A Los Angeles, California, man says his mother studiously avoided swearing. Instead of a curse word, she substituted the word piffle, which was often even more effective than a four-letter word because it was so unexpected. Piffle is most likely onomatopoetic, suggesting a disgusted exhalation through pursed lips. It’s common in the United Kingdom, and figured in the title of the popular 2006 British television program about etymology, Balderdash & Piffle. This is part of a complete episode.
- Sundog (episode #1507) 10/15/2018: A clever pun can make the difference between a so-so phrase and a memorable one. The phrase "the last straw" refers to an old fable... [more]
- Oh, For Cute! (episode #1506) 10/08/2018: A stereotype is a preconceived notion about a person or group. Originally, though, the word stereotype referred to a printing device used to produce lots... [more]
- Coinkydink (episode #1505) 10/01/2018: Sometimes it's a challenge to give a book a chance: How many pages should you read before deciding it's not worth your time? There's a... [more]
- Sweet Dreams (episode #1450) 09/22/2018: In deafening workplaces, like sawmills and factories, workers develop their own elaborate sign language to discuss everything from how their weekend went to when the... [more]

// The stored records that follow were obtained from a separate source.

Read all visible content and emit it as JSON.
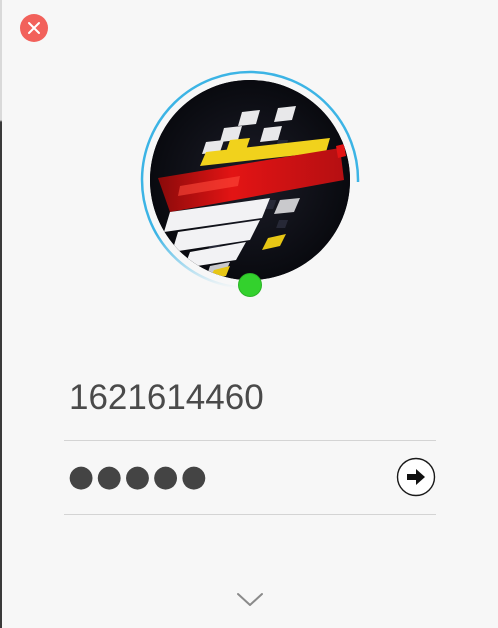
{
  "login": {
    "account": "1621614460",
    "password_mask": "●●●●●"
  },
  "icons": {
    "close": "close-icon",
    "submit": "arrow-right-icon",
    "expand": "chevron-down-icon",
    "status": "online-status-dot"
  },
  "colors": {
    "close": "#f2615b",
    "ring": "#3cb4e5",
    "status_online": "#33d12d",
    "text": "#4a4a4a",
    "divider": "#d4d4d4"
  }
}
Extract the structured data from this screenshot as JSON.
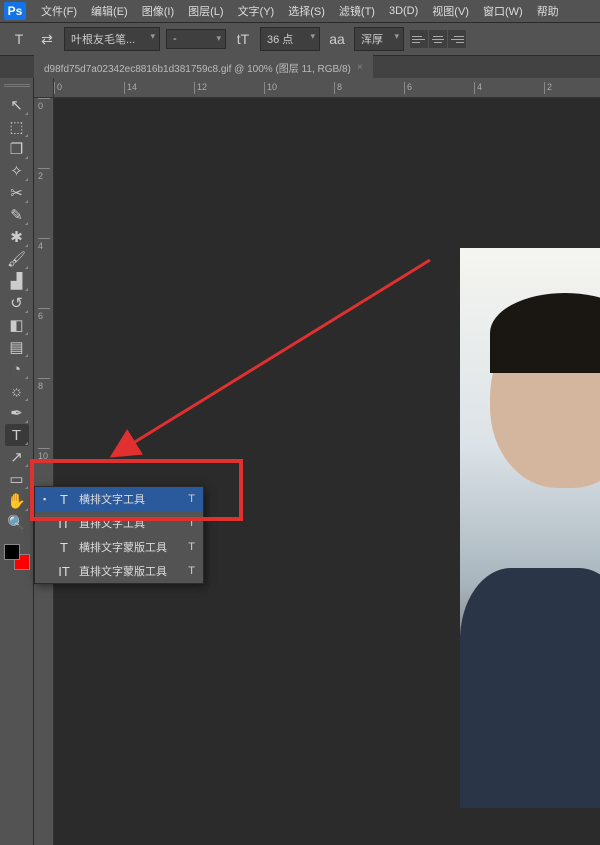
{
  "menu": {
    "items": [
      "文件(F)",
      "编辑(E)",
      "图像(I)",
      "图层(L)",
      "文字(Y)",
      "选择(S)",
      "滤镜(T)",
      "3D(D)",
      "视图(V)",
      "窗口(W)",
      "帮助"
    ]
  },
  "options": {
    "tool_glyph": "T",
    "font_family": "叶根友毛笔...",
    "font_style": "-",
    "size_icon": "tT",
    "font_size": "36 点",
    "aa_icon": "aa",
    "antialias": "浑厚"
  },
  "document": {
    "tab_title": "d98fd75d7a02342ec8816b1d381759c8.gif @ 100% (图层 11, RGB/8)",
    "close_glyph": "×"
  },
  "ruler_h_ticks": [
    "0",
    "14",
    "12",
    "10",
    "8",
    "6",
    "4",
    "2"
  ],
  "ruler_v_ticks": [
    "0",
    "2",
    "4",
    "6",
    "8",
    "10"
  ],
  "tools": [
    {
      "name": "move",
      "glyph": "↖",
      "corner": true
    },
    {
      "name": "marquee",
      "glyph": "⬚",
      "corner": true
    },
    {
      "name": "lasso",
      "glyph": "❐",
      "corner": true
    },
    {
      "name": "wand",
      "glyph": "✧",
      "corner": true
    },
    {
      "name": "crop",
      "glyph": "✂",
      "corner": true
    },
    {
      "name": "eyedropper",
      "glyph": "✎",
      "corner": true
    },
    {
      "name": "heal",
      "glyph": "✱",
      "corner": true
    },
    {
      "name": "brush",
      "glyph": "🖌",
      "corner": true
    },
    {
      "name": "stamp",
      "glyph": "▟",
      "corner": true
    },
    {
      "name": "history",
      "glyph": "↺",
      "corner": true
    },
    {
      "name": "eraser",
      "glyph": "◧",
      "corner": true
    },
    {
      "name": "gradient",
      "glyph": "▤",
      "corner": true
    },
    {
      "name": "blur",
      "glyph": "◔",
      "corner": true
    },
    {
      "name": "dodge",
      "glyph": "☼",
      "corner": true
    },
    {
      "name": "pen",
      "glyph": "✒",
      "corner": true
    },
    {
      "name": "type",
      "glyph": "T",
      "corner": true,
      "active": true
    },
    {
      "name": "path",
      "glyph": "↗",
      "corner": true
    },
    {
      "name": "shape",
      "glyph": "▭",
      "corner": true
    },
    {
      "name": "hand",
      "glyph": "✋",
      "corner": true
    },
    {
      "name": "zoom",
      "glyph": "🔍",
      "corner": false
    }
  ],
  "flyout": {
    "items": [
      {
        "icon": "T",
        "label": "横排文字工具",
        "key": "T",
        "selected": true,
        "indicator": "▪"
      },
      {
        "icon": "IT",
        "label": "直排文字工具",
        "key": "T",
        "selected": false,
        "indicator": ""
      },
      {
        "icon": "T",
        "label": "横排文字蒙版工具",
        "key": "T",
        "selected": false,
        "indicator": ""
      },
      {
        "icon": "IT",
        "label": "直排文字蒙版工具",
        "key": "T",
        "selected": false,
        "indicator": ""
      }
    ]
  }
}
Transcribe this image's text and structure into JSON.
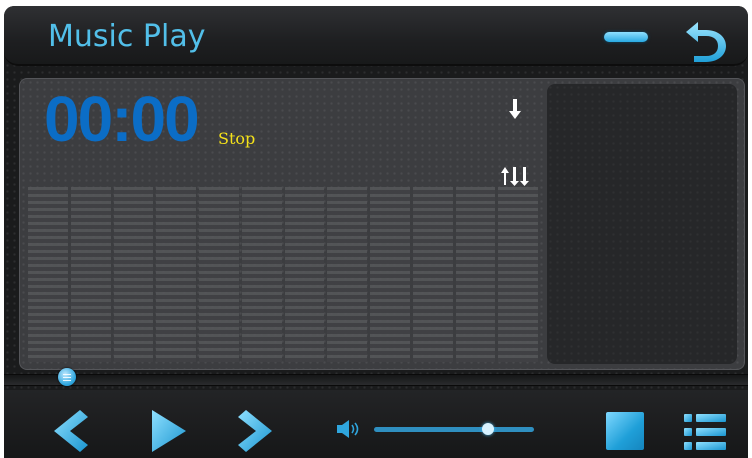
{
  "app": {
    "title": "Music Play"
  },
  "player": {
    "time": "00:00",
    "status": "Stop",
    "progress": 0,
    "volume": 0.7
  },
  "icons": {
    "minimize": "minimize-icon",
    "back": "back-arrow-icon",
    "down_arrow": "down-arrow-icon",
    "equalizer": "equalizer-icon",
    "prev": "previous-icon",
    "play": "play-icon",
    "next": "next-icon",
    "volume": "volume-icon",
    "stop": "stop-icon",
    "list": "playlist-icon"
  },
  "colors": {
    "accent": "#2fa6de",
    "title": "#52bfe9",
    "time": "#0b6dc6",
    "status": "#f5e21a",
    "background": "#1a1b1c"
  }
}
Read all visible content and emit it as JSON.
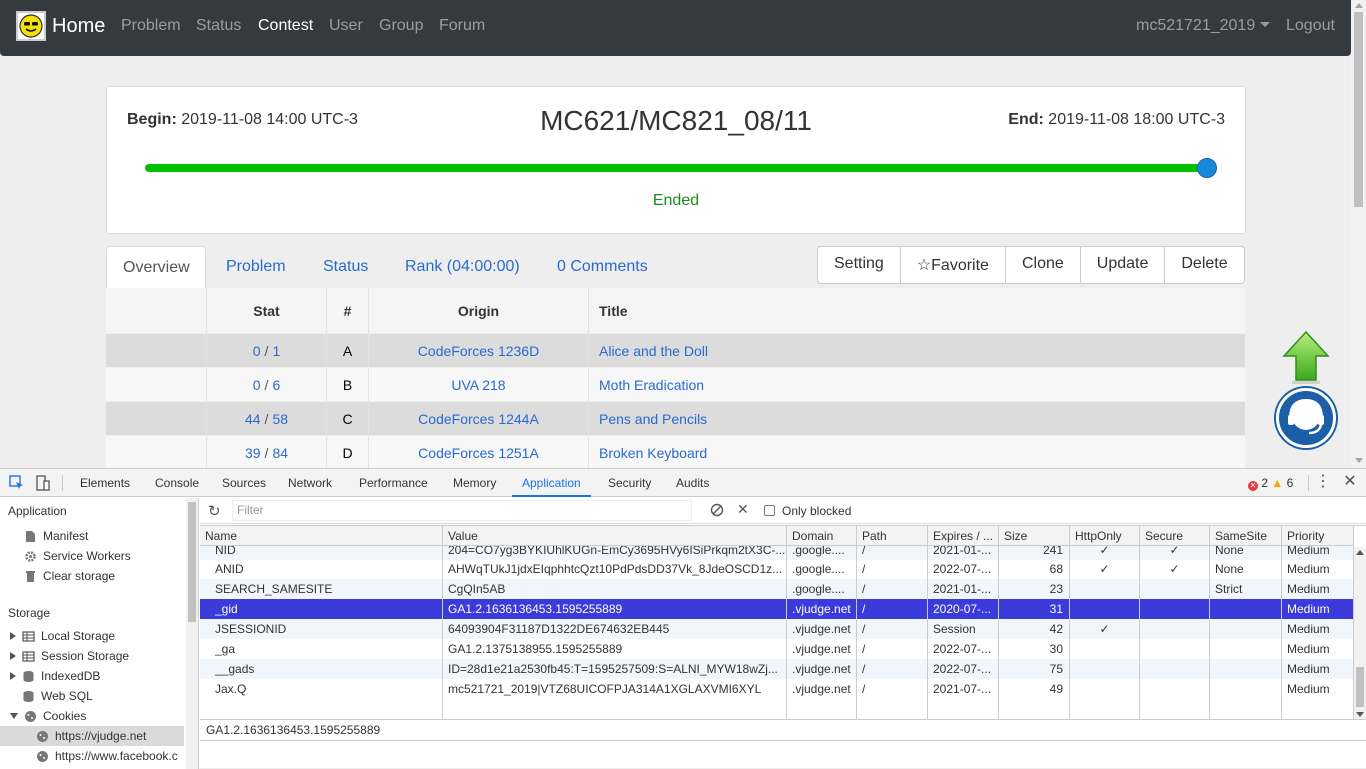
{
  "navbar": {
    "brand": "Home",
    "links": [
      "Problem",
      "Status",
      "Contest",
      "User",
      "Group",
      "Forum"
    ],
    "active": "Contest",
    "user": "mc521721_2019",
    "logout": "Logout"
  },
  "contest": {
    "begin_label": "Begin:",
    "begin_value": "2019-11-08 14:00 UTC-3",
    "end_label": "End:",
    "end_value": "2019-11-08 18:00 UTC-3",
    "title": "MC621/MC821_08/11",
    "progress_percent": 100,
    "status": "Ended",
    "colors": {
      "progress": "#00c000",
      "knob": "#1a86d8",
      "ended": "#1e8a1e"
    }
  },
  "tabs": [
    "Overview",
    "Problem",
    "Status",
    "Rank (04:00:00)",
    "0 Comments"
  ],
  "actions": [
    "Setting",
    "Favorite",
    "Clone",
    "Update",
    "Delete"
  ],
  "problems": {
    "headers": [
      "Stat",
      "#",
      "Origin",
      "Title"
    ],
    "rows": [
      {
        "solved": "0",
        "tried": "1",
        "num": "A",
        "origin": "CodeForces 1236D",
        "title": "Alice and the Doll"
      },
      {
        "solved": "0",
        "tried": "6",
        "num": "B",
        "origin": "UVA 218",
        "title": "Moth Eradication"
      },
      {
        "solved": "44",
        "tried": "58",
        "num": "C",
        "origin": "CodeForces 1244A",
        "title": "Pens and Pencils"
      },
      {
        "solved": "39",
        "tried": "84",
        "num": "D",
        "origin": "CodeForces 1251A",
        "title": "Broken Keyboard"
      }
    ]
  },
  "devtools": {
    "tabs": [
      "Elements",
      "Console",
      "Sources",
      "Network",
      "Performance",
      "Memory",
      "Application",
      "Security",
      "Audits"
    ],
    "active_tab": "Application",
    "errors": "2",
    "warnings": "6",
    "sidebar": {
      "application_heading": "Application",
      "application_items": [
        "Manifest",
        "Service Workers",
        "Clear storage"
      ],
      "storage_heading": "Storage",
      "storage_items": [
        "Local Storage",
        "Session Storage",
        "IndexedDB",
        "Web SQL",
        "Cookies"
      ],
      "cookie_sites": [
        "https://vjudge.net",
        "https://www.facebook.c"
      ]
    },
    "filter_placeholder": "Filter",
    "only_blocked": "Only blocked",
    "cookie_columns": [
      "Name",
      "Value",
      "Domain",
      "Path",
      "Expires / ...",
      "Size",
      "HttpOnly",
      "Secure",
      "SameSite",
      "Priority"
    ],
    "cookies": [
      {
        "name": "NID",
        "value": "204=CO7yg3BYKIUhlKUGn-EmCy3695HVy6ISiPrkqm2tX3C-...",
        "domain": ".google....",
        "path": "/",
        "expires": "2021-01-...",
        "size": "241",
        "httponly": "✓",
        "secure": "✓",
        "samesite": "None",
        "priority": "Medium"
      },
      {
        "name": "ANID",
        "value": "AHWqTUkJ1jdxEIqphhtcQzt10PdPdsDD37Vk_8JdeOSCD1z...",
        "domain": ".google....",
        "path": "/",
        "expires": "2022-07-...",
        "size": "68",
        "httponly": "✓",
        "secure": "✓",
        "samesite": "None",
        "priority": "Medium"
      },
      {
        "name": "SEARCH_SAMESITE",
        "value": "CgQIn5AB",
        "domain": ".google....",
        "path": "/",
        "expires": "2021-01-...",
        "size": "23",
        "httponly": "",
        "secure": "",
        "samesite": "Strict",
        "priority": "Medium"
      },
      {
        "name": "_gid",
        "value": "GA1.2.1636136453.1595255889",
        "domain": ".vjudge.net",
        "path": "/",
        "expires": "2020-07-...",
        "size": "31",
        "httponly": "",
        "secure": "",
        "samesite": "",
        "priority": "Medium"
      },
      {
        "name": "JSESSIONID",
        "value": "64093904F31187D1322DE674632EB445",
        "domain": ".vjudge.net",
        "path": "/",
        "expires": "Session",
        "size": "42",
        "httponly": "✓",
        "secure": "",
        "samesite": "",
        "priority": "Medium"
      },
      {
        "name": "_ga",
        "value": "GA1.2.1375138955.1595255889",
        "domain": ".vjudge.net",
        "path": "/",
        "expires": "2022-07-...",
        "size": "30",
        "httponly": "",
        "secure": "",
        "samesite": "",
        "priority": "Medium"
      },
      {
        "name": "__gads",
        "value": "ID=28d1e21a2530fb45:T=1595257509:S=ALNI_MYW18wZj...",
        "domain": ".vjudge.net",
        "path": "/",
        "expires": "2022-07-...",
        "size": "75",
        "httponly": "",
        "secure": "",
        "samesite": "",
        "priority": "Medium"
      },
      {
        "name": "Jax.Q",
        "value": "mc521721_2019|VTZ68UICOFPJA314A1XGLAXVMI6XYL",
        "domain": ".vjudge.net",
        "path": "/",
        "expires": "2021-07-...",
        "size": "49",
        "httponly": "",
        "secure": "",
        "samesite": "",
        "priority": "Medium"
      }
    ],
    "selected_row": 3,
    "preview_value": "GA1.2.1636136453.1595255889"
  }
}
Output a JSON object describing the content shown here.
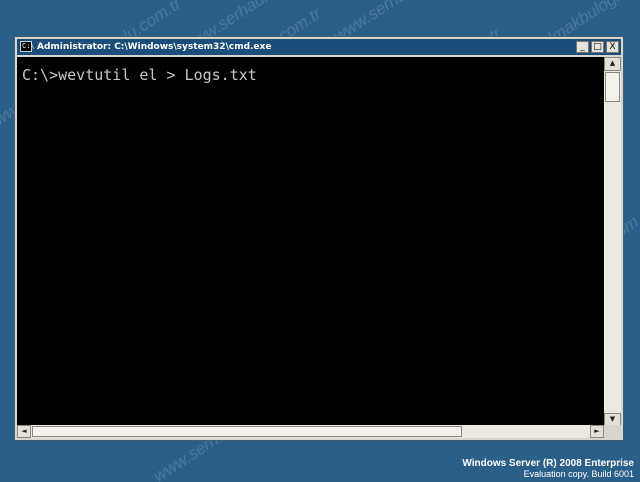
{
  "window": {
    "title": "Administrator: C:\\Windows\\system32\\cmd.exe",
    "icon": "cmd-icon",
    "icon_glyph": "C:\\",
    "buttons": {
      "minimize": "_",
      "maximize": "□",
      "close": "X"
    }
  },
  "console": {
    "lines": [
      "C:\\>wevtutil el > Logs.txt"
    ],
    "text_color": "#c8c8c8",
    "background": "#000000"
  },
  "desktop": {
    "background": "#2a5f8a",
    "watermark_text": "www.serhadmakbuloglu.com.tr",
    "branding": {
      "line1": "Windows Server (R) 2008 Enterprise",
      "line2": "Evaluation copy. Build 6001"
    }
  },
  "scrollbars": {
    "up": "▲",
    "down": "▼",
    "left": "◄",
    "right": "►"
  }
}
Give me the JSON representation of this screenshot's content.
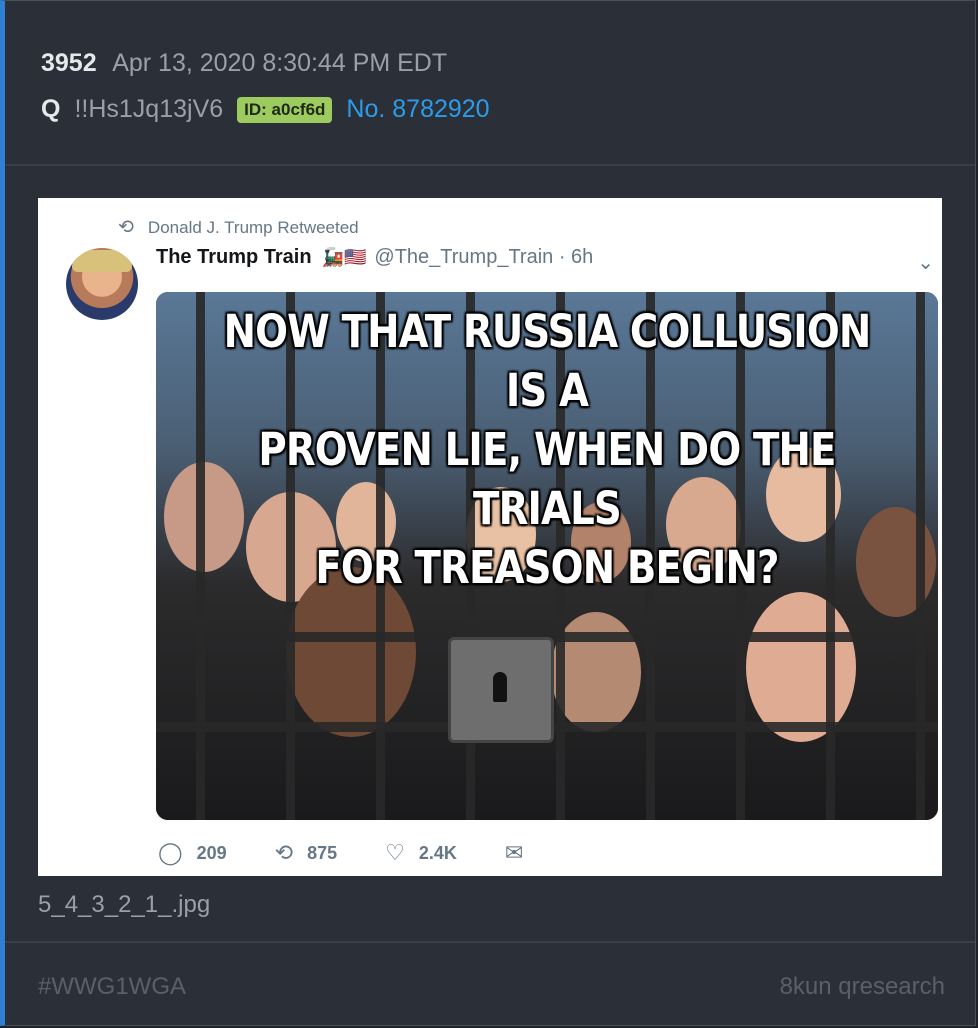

- Gangbusters (episode #1448) 09/15/2018: Sensuous words and terms of endearment. Think of a beautiful word. Now, is it simply the word's sound that makes it beautiful? Or does its... [more]